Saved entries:

◆ ◆ ◆

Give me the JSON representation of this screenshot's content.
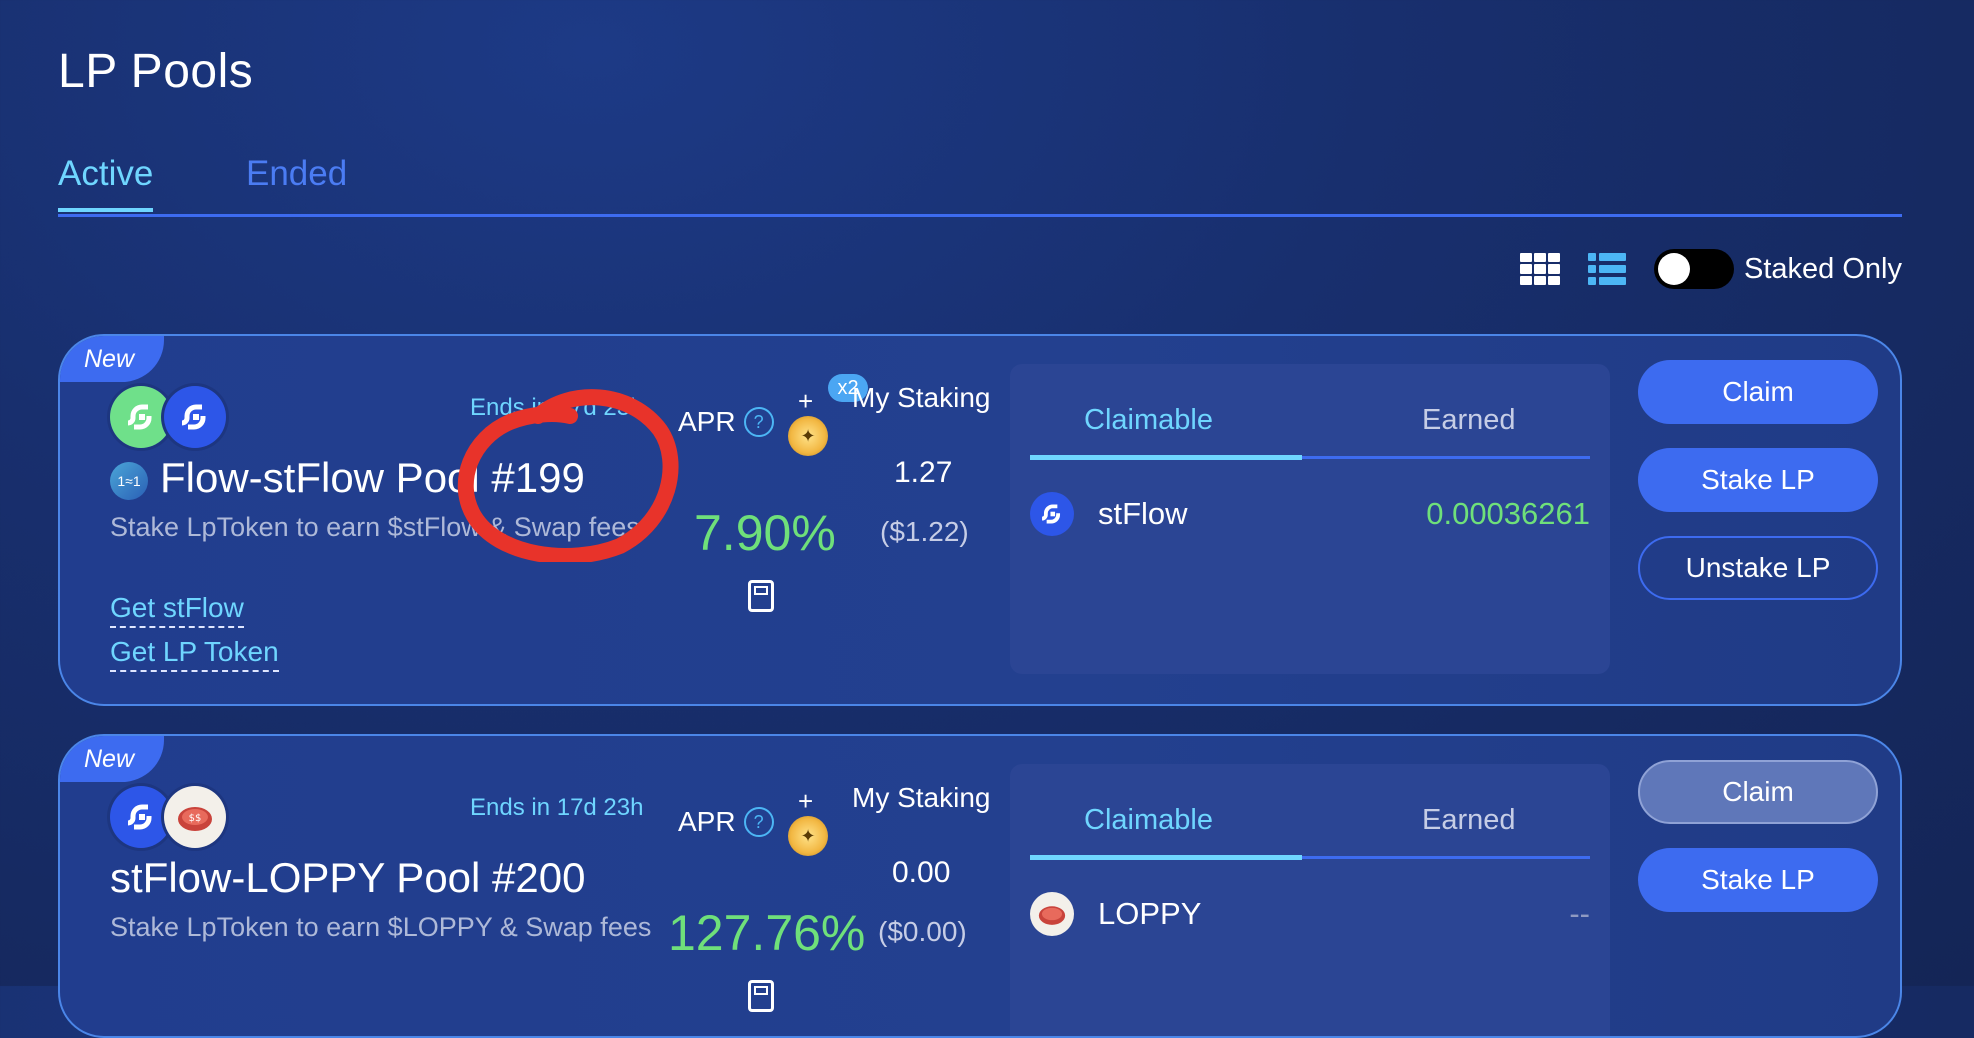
{
  "page": {
    "title": "LP Pools"
  },
  "tabs": [
    {
      "label": "Active"
    },
    {
      "label": "Ended"
    }
  ],
  "view": {
    "staked_only_label": "Staked Only",
    "staked_only_on": false
  },
  "pools": [
    {
      "badge": "New",
      "ends": "Ends in 17d 23h",
      "ratio_badge": "1≈1",
      "title": "Flow-stFlow Pool #199",
      "description": "Stake LpToken to earn $stFlow & Swap fees",
      "links": [
        "Get stFlow",
        "Get LP Token"
      ],
      "apr_label": "APR",
      "apr_help": "?",
      "boost_plus": "+",
      "boost_multiplier": "x2",
      "apr_value": "7.90%",
      "my_staking_label": "My Staking",
      "my_staking_amount": "1.27",
      "my_staking_usd": "($1.22)",
      "claim_tabs": [
        "Claimable",
        "Earned"
      ],
      "reward_token": "stFlow",
      "reward_value": "0.00036261",
      "buttons": {
        "claim": "Claim",
        "stake": "Stake LP",
        "unstake": "Unstake LP"
      }
    },
    {
      "badge": "New",
      "ends": "Ends in 17d 23h",
      "title": "stFlow-LOPPY Pool #200",
      "description": "Stake LpToken to earn $LOPPY & Swap fees",
      "apr_label": "APR",
      "apr_help": "?",
      "boost_plus": "+",
      "apr_value": "127.76%",
      "my_staking_label": "My Staking",
      "my_staking_amount": "0.00",
      "my_staking_usd": "($0.00)",
      "claim_tabs": [
        "Claimable",
        "Earned"
      ],
      "reward_token": "LOPPY",
      "reward_value": "--",
      "buttons": {
        "claim": "Claim",
        "stake": "Stake LP"
      }
    }
  ],
  "colors": {
    "accent": "#3d6bf0",
    "cyan": "#6fd6ff",
    "green": "#6fe07a",
    "annotation": "#e8332a"
  }
}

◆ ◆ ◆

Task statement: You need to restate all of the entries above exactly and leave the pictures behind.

Written reply:
Give me the JSON representation of this screenshot's content.
{
  "page": {
    "title": "LP Pools"
  },
  "tabs": [
    {
      "label": "Active"
    },
    {
      "label": "Ended"
    }
  ],
  "view": {
    "staked_only_label": "Staked Only",
    "staked_only_on": false
  },
  "pools": [
    {
      "badge": "New",
      "ends": "Ends in 17d 23h",
      "ratio_badge": "1≈1",
      "title": "Flow-stFlow Pool #199",
      "description": "Stake LpToken to earn $stFlow & Swap fees",
      "links": [
        "Get stFlow",
        "Get LP Token"
      ],
      "apr_label": "APR",
      "apr_help": "?",
      "boost_plus": "+",
      "boost_multiplier": "x2",
      "apr_value": "7.90%",
      "my_staking_label": "My Staking",
      "my_staking_amount": "1.27",
      "my_staking_usd": "($1.22)",
      "claim_tabs": [
        "Claimable",
        "Earned"
      ],
      "reward_token": "stFlow",
      "reward_value": "0.00036261",
      "buttons": {
        "claim": "Claim",
        "stake": "Stake LP",
        "unstake": "Unstake LP"
      }
    },
    {
      "badge": "New",
      "ends": "Ends in 17d 23h",
      "title": "stFlow-LOPPY Pool #200",
      "description": "Stake LpToken to earn $LOPPY & Swap fees",
      "apr_label": "APR",
      "apr_help": "?",
      "boost_plus": "+",
      "apr_value": "127.76%",
      "my_staking_label": "My Staking",
      "my_staking_amount": "0.00",
      "my_staking_usd": "($0.00)",
      "claim_tabs": [
        "Claimable",
        "Earned"
      ],
      "reward_token": "LOPPY",
      "reward_value": "--",
      "buttons": {
        "claim": "Claim",
        "stake": "Stake LP"
      }
    }
  ],
  "colors": {
    "accent": "#3d6bf0",
    "cyan": "#6fd6ff",
    "green": "#6fe07a",
    "annotation": "#e8332a"
  }
}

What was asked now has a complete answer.